• _WHAT THIS TASK INVOLVES_: Only the lines holding the word "street" are wanted; copy each of them from the listing.
====
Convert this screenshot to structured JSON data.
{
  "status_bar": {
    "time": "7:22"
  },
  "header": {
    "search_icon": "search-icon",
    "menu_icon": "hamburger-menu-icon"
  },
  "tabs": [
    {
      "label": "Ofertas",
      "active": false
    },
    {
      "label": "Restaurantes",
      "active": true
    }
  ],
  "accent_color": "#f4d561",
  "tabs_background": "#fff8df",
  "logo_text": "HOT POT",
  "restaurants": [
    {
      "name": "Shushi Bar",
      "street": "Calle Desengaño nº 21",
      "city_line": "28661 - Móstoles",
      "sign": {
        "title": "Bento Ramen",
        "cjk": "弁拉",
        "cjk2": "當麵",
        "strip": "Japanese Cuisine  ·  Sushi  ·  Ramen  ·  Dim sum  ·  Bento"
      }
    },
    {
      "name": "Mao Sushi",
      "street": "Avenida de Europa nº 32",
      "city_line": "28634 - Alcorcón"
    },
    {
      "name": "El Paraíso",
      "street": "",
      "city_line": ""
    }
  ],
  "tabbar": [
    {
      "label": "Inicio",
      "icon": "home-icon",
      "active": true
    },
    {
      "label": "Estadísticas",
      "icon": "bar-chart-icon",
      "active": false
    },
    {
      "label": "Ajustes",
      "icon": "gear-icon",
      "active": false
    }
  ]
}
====
• _SOLUTION TO THIS PROBLEM_:
      "street": "Calle Desengaño nº 21",
      "street": "Avenida de Europa nº 32",
      "street": "",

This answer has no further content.